Protein powders are a go-to for a range of people — from committed bodybuilders to busy people who are simply trying to live a healthy lifestyle. This protein-rich powder is added to a slew of recipes like smoothies, desserts, and oatmeals, and they can provide a boost of an important amino acid in a simple and convenient way.
If you are new to the protein powder world and you want to understand which protein powders are the healthiest, read on to learn all you need to know.
Are Protein Powders Healthy?
One stroll down the protein powder aisle at your local health food store, and you will find a sea of options, including vegan-friendly ones, those made from milk-based proteins, and even ones made of cricket (… yep, you heard right). While trying to find the best protein powder for your needs may leave you scratching your head, know that all of them will give your body a boost of this important nutrient that supports muscle growth, satiation, and many other functions.
Protein powders can certainly be a healthy addition to an overall healthy and balanced diet. Especially for those who have higher protein needs, leaning on protein powders can help people avoid nutritional gaps simply by sprinkling some powder in their food.
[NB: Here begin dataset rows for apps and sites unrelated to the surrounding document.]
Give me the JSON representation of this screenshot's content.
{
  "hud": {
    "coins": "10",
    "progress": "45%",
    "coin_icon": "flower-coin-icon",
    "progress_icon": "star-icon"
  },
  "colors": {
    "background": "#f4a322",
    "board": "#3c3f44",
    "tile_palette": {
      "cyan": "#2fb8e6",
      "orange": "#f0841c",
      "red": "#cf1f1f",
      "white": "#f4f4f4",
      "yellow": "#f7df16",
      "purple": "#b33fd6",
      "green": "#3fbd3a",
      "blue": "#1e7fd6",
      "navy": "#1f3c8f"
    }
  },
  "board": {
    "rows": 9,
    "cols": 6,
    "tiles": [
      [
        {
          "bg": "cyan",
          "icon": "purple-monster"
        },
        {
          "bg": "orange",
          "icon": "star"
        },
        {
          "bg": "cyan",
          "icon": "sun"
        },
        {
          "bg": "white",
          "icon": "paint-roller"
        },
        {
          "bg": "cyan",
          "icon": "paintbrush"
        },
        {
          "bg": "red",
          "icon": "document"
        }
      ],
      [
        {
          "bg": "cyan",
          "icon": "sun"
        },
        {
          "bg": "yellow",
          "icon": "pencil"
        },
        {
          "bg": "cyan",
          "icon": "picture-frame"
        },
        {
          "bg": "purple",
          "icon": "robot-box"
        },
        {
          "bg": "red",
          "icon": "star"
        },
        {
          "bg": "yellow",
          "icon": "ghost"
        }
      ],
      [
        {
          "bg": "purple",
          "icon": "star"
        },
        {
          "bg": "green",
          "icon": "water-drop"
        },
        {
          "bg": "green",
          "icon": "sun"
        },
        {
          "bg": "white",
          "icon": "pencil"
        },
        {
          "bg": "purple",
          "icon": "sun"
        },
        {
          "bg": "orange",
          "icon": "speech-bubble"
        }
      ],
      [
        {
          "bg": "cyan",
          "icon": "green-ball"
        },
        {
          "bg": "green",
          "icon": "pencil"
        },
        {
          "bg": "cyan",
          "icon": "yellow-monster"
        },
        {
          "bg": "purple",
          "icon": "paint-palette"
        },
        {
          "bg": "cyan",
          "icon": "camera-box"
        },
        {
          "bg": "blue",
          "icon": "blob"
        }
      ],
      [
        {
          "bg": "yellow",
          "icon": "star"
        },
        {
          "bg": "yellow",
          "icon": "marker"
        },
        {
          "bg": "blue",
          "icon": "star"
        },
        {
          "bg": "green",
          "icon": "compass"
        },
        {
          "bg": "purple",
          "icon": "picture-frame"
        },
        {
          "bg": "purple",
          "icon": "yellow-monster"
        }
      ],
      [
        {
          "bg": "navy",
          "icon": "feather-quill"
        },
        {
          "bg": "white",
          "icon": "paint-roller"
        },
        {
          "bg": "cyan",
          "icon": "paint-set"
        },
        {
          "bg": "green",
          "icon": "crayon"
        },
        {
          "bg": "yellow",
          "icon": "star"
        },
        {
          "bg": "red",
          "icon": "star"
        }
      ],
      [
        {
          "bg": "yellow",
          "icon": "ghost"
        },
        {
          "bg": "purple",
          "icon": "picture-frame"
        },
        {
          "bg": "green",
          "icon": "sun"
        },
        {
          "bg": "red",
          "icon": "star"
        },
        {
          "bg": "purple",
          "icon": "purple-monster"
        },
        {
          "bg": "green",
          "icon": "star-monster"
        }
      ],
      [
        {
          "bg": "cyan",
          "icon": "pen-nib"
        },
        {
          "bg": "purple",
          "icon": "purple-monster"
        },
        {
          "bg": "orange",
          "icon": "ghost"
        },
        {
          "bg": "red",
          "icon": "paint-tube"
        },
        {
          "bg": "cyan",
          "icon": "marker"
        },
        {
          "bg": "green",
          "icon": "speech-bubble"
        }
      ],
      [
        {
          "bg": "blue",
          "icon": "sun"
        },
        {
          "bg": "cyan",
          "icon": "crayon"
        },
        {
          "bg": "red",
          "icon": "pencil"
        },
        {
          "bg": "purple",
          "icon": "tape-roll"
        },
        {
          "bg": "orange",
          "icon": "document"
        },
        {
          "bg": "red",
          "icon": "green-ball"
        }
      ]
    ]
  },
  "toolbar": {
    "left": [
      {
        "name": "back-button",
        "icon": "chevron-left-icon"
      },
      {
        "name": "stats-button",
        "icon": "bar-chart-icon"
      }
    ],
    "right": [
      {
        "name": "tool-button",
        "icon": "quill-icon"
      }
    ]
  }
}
To make sure the protein powder you are choosing is the safest, ensure your pick is third-party tested, does not include any questionable ingredients that are not FDA approved, and does not contain ingredients that do not agree with you, like caffeine.
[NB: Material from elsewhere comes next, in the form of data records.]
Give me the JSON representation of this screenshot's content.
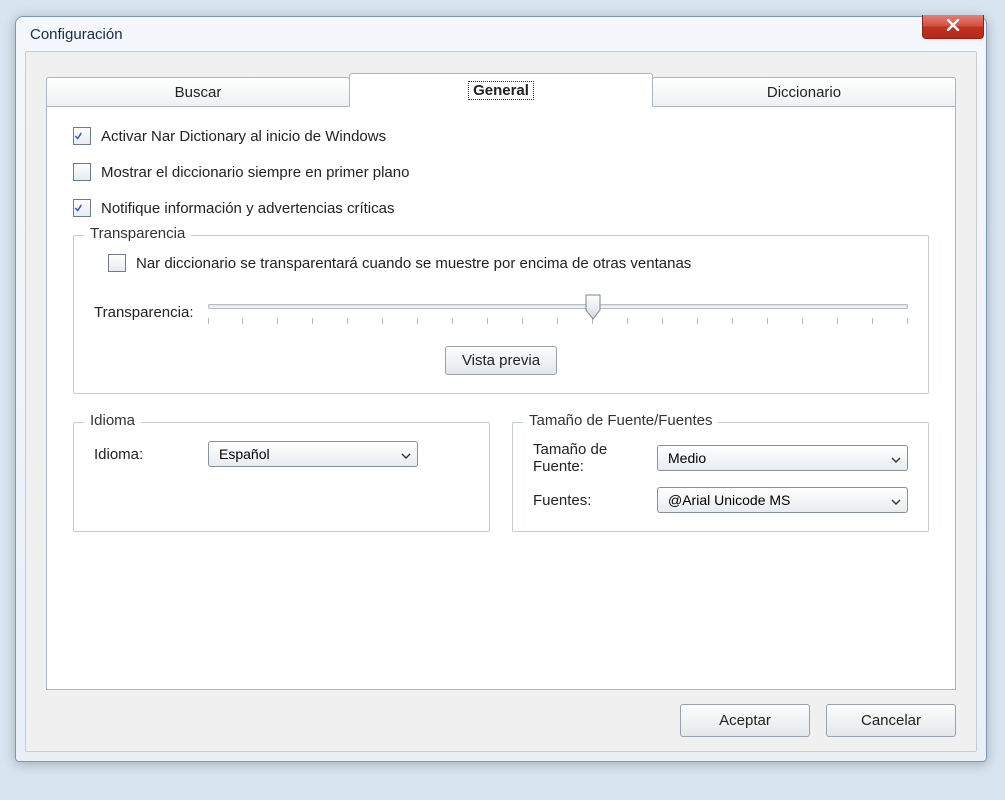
{
  "window": {
    "title": "Configuración"
  },
  "tabs": {
    "search": "Buscar",
    "general": "General",
    "dictionary": "Diccionario"
  },
  "checkboxes": {
    "activate_on_startup": {
      "label": "Activar Nar Dictionary al inicio de Windows",
      "checked": true
    },
    "always_on_top": {
      "label": "Mostrar el diccionario siempre en primer plano",
      "checked": false
    },
    "notify_critical": {
      "label": "Notifique información y advertencias críticas",
      "checked": true
    }
  },
  "transparency": {
    "group_title": "Transparencia",
    "enable": {
      "label": "Nar diccionario se transparentará cuando se muestre por encima de otras ventanas",
      "checked": false
    },
    "slider_label": "Transparencia:",
    "slider_percent": 55,
    "preview_button": "Vista previa"
  },
  "language": {
    "group_title": "Idioma",
    "label": "Idioma:",
    "value": "Español"
  },
  "fonts": {
    "group_title": "Tamaño de Fuente/Fuentes",
    "size_label": "Tamaño de Fuente:",
    "size_value": "Medio",
    "font_label": "Fuentes:",
    "font_value": "@Arial Unicode MS"
  },
  "buttons": {
    "accept": "Aceptar",
    "cancel": "Cancelar"
  }
}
Which Protein Powders Are Best?
If you are in the market for a protein powder and you want to know which variety is best, your first step is to understand that what is “best” for you may not be “best” for someone else. The good news is that among the many protein powder varieties out there, there is a perfect match for people who follow a vegan lifestyle, want to maximize their muscle growth, want to leave a low carbon footprint, or meet the needs of many other goals.
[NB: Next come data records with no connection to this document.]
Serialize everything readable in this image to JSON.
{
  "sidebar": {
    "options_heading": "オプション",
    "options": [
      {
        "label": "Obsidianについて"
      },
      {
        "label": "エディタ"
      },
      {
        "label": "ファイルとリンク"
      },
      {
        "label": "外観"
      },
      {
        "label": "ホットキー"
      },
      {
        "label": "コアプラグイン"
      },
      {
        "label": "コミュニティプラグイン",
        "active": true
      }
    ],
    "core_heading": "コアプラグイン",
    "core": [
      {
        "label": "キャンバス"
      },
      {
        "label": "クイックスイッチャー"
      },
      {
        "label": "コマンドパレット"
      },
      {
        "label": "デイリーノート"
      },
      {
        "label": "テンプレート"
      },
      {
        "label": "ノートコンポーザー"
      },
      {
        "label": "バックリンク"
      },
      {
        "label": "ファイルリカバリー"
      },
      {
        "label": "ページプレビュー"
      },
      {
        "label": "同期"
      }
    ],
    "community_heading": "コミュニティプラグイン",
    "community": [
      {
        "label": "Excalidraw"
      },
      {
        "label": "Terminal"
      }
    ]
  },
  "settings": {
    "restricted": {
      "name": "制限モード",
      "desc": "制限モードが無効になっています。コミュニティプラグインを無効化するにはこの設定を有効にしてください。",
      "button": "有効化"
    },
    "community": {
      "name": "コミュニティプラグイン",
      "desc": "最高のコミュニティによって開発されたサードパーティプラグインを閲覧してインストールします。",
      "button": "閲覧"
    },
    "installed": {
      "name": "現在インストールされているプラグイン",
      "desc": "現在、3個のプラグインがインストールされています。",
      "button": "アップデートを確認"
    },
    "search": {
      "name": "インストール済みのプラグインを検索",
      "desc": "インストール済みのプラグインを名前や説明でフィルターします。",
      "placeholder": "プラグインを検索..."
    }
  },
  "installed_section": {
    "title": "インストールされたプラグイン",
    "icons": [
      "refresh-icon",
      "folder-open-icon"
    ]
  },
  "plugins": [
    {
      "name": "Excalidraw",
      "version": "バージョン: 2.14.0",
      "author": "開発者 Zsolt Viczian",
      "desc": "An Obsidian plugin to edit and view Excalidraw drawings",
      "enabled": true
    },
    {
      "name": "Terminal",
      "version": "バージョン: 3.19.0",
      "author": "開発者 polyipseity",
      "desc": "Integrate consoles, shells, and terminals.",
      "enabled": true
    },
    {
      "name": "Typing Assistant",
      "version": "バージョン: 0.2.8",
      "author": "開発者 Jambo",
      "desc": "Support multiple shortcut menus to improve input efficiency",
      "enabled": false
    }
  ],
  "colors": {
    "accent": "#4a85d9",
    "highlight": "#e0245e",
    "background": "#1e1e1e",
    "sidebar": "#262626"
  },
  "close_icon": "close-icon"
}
Among the many protein powder varieties out there, here are some that are worth considering.
Whey protein is a protein that comes from milk. So, while it isn’t the “best choice” for people who avoid dairy foods or who don’t tolerate lactose sugar, whey protein offers some unique benefits for everyone else.
One reason why whey protein is such a popular choice is because it contains all of the branched-chain amino acids, an important feature for bodybuilders and other athletes specifically, as these aminos may support muscle growth and recovery. This protein powder is also so popular because it typically mixes well in liquids, thanks to it being a water-soluble nutrient. Whey protein is digested quickly, making it a nice choice when you need protein ASAP.
Like whey protein, casein is a milk-based protein and contains the ever-popular branched-chain amino acids. But unlike whey protein, which digests quickly, casein is absorbed more slowly in the body, offering a major satiety factor. Because of the slow digestion, casein is a great choice for long periods without fuel. Some data shows that taking casein before bed may help prevent muscle breakdown.
No matter whether you are choosing a whole-egg protein supplement or an egg-white version, egg protein is a high-quality choice that many people lean on. For those who are living a dairy-free lifestyle, egg protein is a nice option and provides all of the essential amino acids while being quickly digested (almost as quickly as whey).
Soy protein is made from soybeans, and it is a plant-based choice that is tolerated well by many people. This protein choice does contain branched-chain amino acids, although the quantity is less than dairy and egg-based choices. Taking soy protein has been linked to stimulating muscle growth.
Produced from the hemp plant, this protein contains omega-3 fatty acids, which may help keep chronic inflammation at bay. Plus, this protein naturally contains many amino acids. While it doesn’t naturally contain all of the essential amino acids or the amino acids that your body can’t make, many brands add amino acids into the mix, ultimately making it a complete protein source for people who are trying to eat more plant-based foods.
Made from split peas, this plant-based protein contains branched-chain amino acids and is a nice option for those wanting a dairy-free and versatile protein choice. Pea protein absorbs more slowly than whey and may be a positive addition to a weight management diet thanks to the satiety factor this protein provides.
How to Add Protein Powder To Your Diet
- Add a scoop to your smoothie
- Mix it into baked goods like muffins, breads, and cookies
- Add it to energy bites or bliss balls
- Stir or blend it into your coffee or latte
- Mix it into pancake batter for protein pancakes
- Use it in chia pudding or overnight oats
- Mix it into your yogurt bowl or warm breakfast oats
The Best Protein Powder To Meet Your Needs
These days, you have more protein powder choices at your fingertips than you can likely count. And among the many varieties on our protein powder shelves, the most popular ones — whey, casein, egg, hemp, soy, and pea — can be your best bet, depending on your own personal needs. As long as your protein powder selection meets your dietary goals, you tolerate it well, and it is manufactured by a reputable company that uses third-party testing, you can rest assured that you are getting your protein boost by adding a scoop or two of whichever protein powder you choose into your smoothies, muffin batter, and any other recipe where protein powder belongs.